Not currently available.
This Course was last offered in Semester 2 - 2016.
On successful completion of the course students will be able to:
1. Demonstrate a basic familiarity with the fundamental issues, concepts and arguments in epistemology, critical reasoning, metaphysics and ethics;
2. Demonstrate an awareness of the difference between mere opinion and reasoned belief and a recognition of, and respect for, competing points of view;
3. Demonstrate a basic capacity to construct and critically evaluate arguments;
4. Demonstrate a basic competence in the reading of academic texts and a capacity to integrate reading of texts with material presented in lectures;
5. Demonstrate a basic competence in critical thinking and essay writing skills, including the use of argument, organisation of ideas and the use and acknowledgement of primary and secondary literature sources;
6. Demonstrate a basic competence in research skills, including the use of libraries.
The course covers:
Epistemology: our knowledge of the external world.
- What is knowledge?
- The fallibility of perceptions.
- Do we have knowledge of the external world?
- Avoiding scepticism: An alternative view of knowledge.
Metaphysics and the meaning of life:
- The nature and purpose of metaphysics.
- The mid/body problem.
- Various topics in metaphysics, such as: the existence of God; free will; philosophy in popular culture.
Critical Reasoning: Evaluating Arguments
- Thinking clearly: why it matters
- Analysing arguments: A basic introduction to logic - propositional arguments and predicate arguments
- Evaluation of informal fallacies
Ethics: Investigating 'right' and 'wrong'
- Nature and purpose of ethics
- Basic ethical principles and where they come from
- Objective and subjective theories of ethics
- Application of ethics to a case study

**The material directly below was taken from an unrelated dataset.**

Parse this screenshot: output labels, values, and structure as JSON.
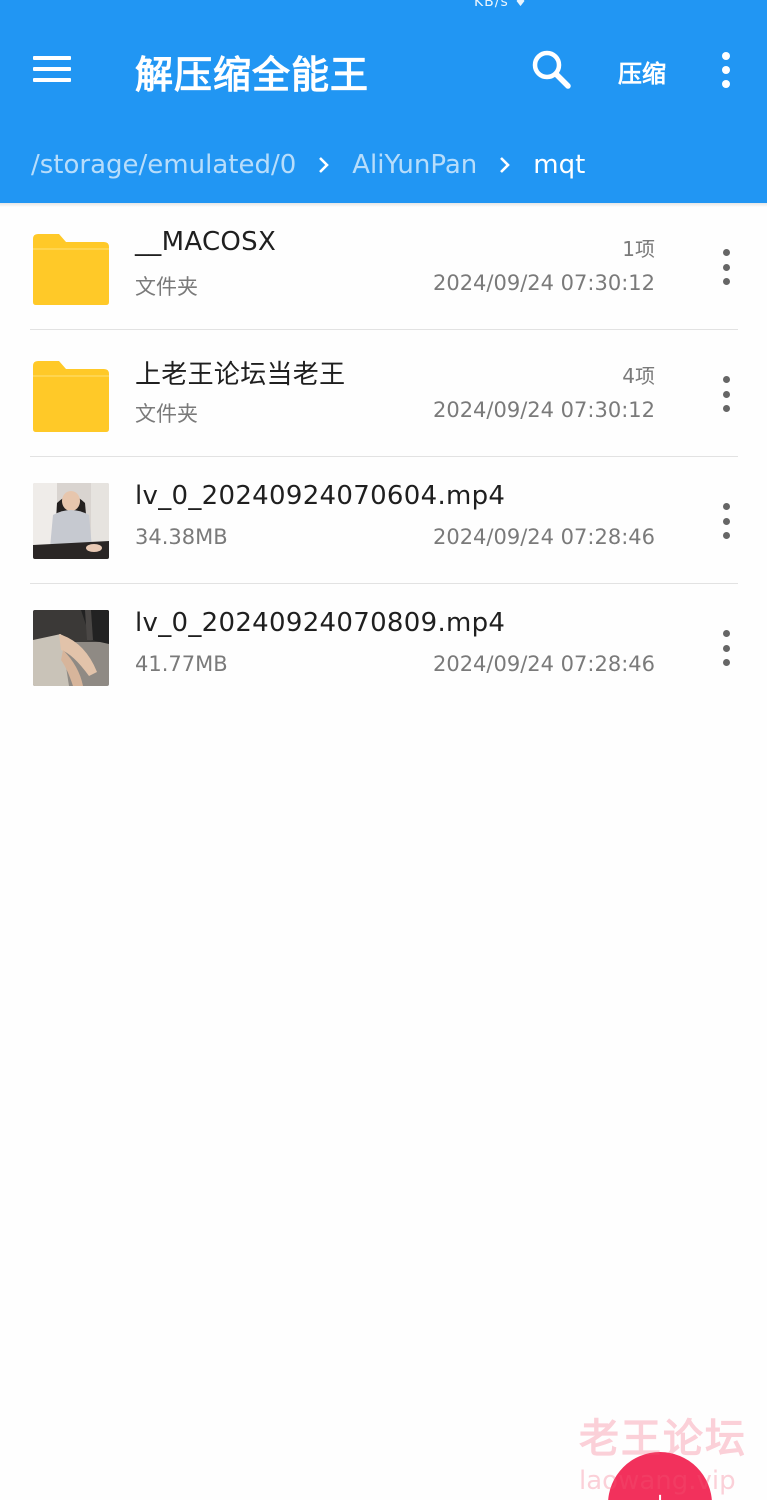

This course is not available to students who have successfully completed or are enrolled in EPHUMA150 or EPHUMA250.
Essay: Minor Essay - Epistemology
Essay: Major Essay - Metaphysics
Written Assignment: Critical Reasoning Assignment
Essay: Major Essay - Ethics
In Term Test: Class Test
Formal Examination: Final Examination